Rather than registering their funds as C-corporations like Alerian did (thus subjecting their investors to double-taxation), EMLP and TPYP are Registered Investment Companies (RICs). As such, EMLP and TPYP must never have more than 25% of their assets invested in companies that happen to be structured as MLPs. The 2 RICs invest, then, in 20-25% MLPs, and 75-80% in other companies that operate in energy pipelines, transportation, storage, and infrastructure. There are many such companies, Kinder Morgan serving as just one example.
EMLP is the older of the two funds, is actively managed, and typically contains substantial exposure to select utilities.
TPYP is brand new, has zero utilities exposure, and is designed to "passively" track the performance of the Tortoise North American Pipeline index.
TPYP has a slightly lower expense ratio but is anticipated to have a slightly lower dividend yield. Both are managed for a "growth and income" objective, and thus may offer upside, if only from a recovery to prior levels.
I think you'll find these 2 ETFs interesting enough that, since this post is already so long, I’ll cover them in greater depth in my next article.
INO.com Contributor - Energies
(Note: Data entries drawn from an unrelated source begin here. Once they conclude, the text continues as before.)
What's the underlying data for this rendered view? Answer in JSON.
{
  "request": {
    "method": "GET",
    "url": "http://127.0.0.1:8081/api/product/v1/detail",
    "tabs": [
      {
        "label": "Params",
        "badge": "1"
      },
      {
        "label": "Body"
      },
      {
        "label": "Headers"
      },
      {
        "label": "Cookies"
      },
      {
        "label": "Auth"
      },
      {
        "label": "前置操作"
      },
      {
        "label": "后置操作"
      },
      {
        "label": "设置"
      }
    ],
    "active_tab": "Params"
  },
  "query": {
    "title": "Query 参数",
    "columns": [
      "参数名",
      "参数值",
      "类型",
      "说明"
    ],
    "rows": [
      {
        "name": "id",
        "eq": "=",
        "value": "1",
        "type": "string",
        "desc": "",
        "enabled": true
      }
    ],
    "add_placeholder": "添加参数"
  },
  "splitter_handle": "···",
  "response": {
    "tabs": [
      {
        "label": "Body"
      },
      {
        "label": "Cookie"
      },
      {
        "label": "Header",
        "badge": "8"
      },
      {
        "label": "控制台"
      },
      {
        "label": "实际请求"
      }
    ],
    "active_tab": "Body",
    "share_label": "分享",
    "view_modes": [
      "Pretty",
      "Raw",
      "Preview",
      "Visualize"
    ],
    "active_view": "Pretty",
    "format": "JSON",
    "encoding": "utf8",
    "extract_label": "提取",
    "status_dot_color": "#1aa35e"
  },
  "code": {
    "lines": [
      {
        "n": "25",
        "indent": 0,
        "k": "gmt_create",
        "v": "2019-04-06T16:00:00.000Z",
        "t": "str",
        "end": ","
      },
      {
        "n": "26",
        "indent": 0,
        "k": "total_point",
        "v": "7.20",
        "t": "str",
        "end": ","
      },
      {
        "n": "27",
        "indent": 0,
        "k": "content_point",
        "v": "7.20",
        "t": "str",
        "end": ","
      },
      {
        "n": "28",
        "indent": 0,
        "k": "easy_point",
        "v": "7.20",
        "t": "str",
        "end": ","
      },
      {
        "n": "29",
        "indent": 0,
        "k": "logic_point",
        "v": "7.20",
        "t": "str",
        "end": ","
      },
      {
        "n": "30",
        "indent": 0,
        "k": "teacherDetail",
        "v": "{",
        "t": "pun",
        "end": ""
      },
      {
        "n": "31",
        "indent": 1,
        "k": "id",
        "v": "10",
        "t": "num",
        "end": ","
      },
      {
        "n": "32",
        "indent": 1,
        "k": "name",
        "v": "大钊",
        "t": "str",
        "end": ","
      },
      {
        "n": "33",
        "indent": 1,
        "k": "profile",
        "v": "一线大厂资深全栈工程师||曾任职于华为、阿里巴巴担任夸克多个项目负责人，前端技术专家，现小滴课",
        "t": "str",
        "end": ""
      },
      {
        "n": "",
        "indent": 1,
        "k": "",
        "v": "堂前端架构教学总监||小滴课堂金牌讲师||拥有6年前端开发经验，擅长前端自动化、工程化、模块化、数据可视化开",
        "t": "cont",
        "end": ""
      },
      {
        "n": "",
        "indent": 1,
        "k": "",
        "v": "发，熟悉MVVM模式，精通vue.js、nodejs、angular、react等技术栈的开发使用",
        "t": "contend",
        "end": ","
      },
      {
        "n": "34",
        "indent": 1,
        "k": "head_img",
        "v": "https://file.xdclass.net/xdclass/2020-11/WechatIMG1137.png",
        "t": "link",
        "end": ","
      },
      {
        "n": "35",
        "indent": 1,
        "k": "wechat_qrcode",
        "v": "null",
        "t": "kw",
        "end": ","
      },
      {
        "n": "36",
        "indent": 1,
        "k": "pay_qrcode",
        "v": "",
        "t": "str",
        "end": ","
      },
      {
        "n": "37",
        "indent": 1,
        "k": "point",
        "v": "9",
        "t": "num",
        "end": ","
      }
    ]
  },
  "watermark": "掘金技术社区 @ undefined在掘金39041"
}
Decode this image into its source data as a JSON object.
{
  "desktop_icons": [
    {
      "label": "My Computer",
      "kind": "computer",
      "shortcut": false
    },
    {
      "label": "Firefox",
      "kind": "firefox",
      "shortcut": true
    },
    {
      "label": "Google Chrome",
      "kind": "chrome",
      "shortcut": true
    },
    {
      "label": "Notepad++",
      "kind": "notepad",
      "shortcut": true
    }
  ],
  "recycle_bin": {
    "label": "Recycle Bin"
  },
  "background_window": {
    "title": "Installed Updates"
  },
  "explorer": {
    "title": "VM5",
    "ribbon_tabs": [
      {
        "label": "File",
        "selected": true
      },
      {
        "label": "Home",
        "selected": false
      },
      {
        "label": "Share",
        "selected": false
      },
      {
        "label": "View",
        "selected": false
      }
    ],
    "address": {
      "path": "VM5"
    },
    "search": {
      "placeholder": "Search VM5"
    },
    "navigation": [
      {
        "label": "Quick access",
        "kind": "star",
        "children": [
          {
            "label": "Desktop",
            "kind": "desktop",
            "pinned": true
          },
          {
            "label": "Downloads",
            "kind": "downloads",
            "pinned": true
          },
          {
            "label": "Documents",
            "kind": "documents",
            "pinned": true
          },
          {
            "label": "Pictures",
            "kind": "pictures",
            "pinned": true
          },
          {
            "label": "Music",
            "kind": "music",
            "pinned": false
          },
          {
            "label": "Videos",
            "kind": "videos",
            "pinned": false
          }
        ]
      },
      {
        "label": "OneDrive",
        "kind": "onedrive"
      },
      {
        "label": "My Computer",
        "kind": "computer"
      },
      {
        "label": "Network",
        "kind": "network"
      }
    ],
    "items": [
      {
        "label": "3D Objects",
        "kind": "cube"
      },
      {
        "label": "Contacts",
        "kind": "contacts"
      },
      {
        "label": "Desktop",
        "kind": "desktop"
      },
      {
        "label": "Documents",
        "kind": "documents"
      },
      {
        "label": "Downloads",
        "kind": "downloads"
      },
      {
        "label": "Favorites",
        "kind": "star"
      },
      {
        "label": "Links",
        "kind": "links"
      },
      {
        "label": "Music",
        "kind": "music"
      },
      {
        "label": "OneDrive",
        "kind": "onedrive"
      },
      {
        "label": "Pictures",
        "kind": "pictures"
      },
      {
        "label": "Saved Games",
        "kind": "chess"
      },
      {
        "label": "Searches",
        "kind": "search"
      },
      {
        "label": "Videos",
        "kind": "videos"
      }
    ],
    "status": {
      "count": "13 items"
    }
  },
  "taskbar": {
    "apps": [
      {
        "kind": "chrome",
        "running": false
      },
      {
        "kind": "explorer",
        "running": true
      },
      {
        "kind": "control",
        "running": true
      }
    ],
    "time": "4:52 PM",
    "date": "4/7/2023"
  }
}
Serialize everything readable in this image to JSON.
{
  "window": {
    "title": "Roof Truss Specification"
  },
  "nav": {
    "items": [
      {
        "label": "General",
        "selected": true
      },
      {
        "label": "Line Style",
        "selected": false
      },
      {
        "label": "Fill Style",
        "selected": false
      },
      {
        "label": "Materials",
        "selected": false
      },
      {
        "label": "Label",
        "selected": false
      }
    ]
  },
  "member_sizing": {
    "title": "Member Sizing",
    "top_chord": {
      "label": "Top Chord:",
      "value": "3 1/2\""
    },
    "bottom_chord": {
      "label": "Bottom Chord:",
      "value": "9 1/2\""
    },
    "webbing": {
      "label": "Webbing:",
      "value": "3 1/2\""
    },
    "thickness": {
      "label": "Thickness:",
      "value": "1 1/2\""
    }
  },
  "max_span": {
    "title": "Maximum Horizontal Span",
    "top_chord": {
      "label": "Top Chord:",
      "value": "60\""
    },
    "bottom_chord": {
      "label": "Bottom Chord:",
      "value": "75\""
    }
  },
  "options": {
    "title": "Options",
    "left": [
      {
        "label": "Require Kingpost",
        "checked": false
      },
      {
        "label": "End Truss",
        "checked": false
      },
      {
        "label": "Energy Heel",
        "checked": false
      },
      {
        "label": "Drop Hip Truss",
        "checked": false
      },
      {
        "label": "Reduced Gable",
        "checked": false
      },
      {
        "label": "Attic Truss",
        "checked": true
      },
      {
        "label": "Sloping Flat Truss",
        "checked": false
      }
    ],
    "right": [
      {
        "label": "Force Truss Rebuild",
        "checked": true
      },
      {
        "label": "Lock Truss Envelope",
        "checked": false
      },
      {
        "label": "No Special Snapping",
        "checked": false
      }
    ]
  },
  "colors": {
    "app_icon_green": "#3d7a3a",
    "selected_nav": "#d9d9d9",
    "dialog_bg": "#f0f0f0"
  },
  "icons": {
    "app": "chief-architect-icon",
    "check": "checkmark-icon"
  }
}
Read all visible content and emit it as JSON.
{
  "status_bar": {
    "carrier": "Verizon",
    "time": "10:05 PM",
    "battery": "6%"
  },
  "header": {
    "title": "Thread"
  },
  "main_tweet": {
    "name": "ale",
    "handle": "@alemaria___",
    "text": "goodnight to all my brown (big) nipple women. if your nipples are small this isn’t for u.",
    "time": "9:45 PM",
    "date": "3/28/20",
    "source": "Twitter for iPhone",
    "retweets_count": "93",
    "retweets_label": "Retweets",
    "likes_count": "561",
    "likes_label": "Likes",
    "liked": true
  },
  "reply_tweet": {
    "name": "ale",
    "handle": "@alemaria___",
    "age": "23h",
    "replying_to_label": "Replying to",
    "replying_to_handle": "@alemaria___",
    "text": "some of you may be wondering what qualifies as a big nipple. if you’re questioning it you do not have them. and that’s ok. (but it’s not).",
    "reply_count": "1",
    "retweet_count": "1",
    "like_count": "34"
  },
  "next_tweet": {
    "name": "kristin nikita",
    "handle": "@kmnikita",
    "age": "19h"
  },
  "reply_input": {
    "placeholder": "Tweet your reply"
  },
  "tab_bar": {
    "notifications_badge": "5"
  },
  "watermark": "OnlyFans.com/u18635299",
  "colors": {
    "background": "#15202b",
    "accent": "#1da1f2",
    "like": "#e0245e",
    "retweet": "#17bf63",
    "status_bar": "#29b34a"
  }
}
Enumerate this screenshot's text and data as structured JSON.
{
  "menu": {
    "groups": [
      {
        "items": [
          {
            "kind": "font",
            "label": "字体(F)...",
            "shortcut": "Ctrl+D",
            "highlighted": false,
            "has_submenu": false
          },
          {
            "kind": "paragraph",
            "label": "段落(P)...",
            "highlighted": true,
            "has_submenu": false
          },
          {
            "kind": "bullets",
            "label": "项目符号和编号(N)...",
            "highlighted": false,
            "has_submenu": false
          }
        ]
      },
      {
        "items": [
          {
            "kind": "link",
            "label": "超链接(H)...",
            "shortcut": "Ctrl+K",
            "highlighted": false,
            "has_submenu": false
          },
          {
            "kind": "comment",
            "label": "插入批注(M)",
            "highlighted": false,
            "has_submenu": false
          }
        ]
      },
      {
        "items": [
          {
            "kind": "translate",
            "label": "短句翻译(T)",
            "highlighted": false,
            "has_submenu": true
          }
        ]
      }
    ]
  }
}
Disclosure: At the time of post publication, this contributor did not own any securities mentioned in this article. This article is the opinion of the contributor themselves. The above is a matter of opinion provided for general information purposes only and is not intended as investment advice. This contributor is not receiving compensation (other than from INO.com) for their opinion.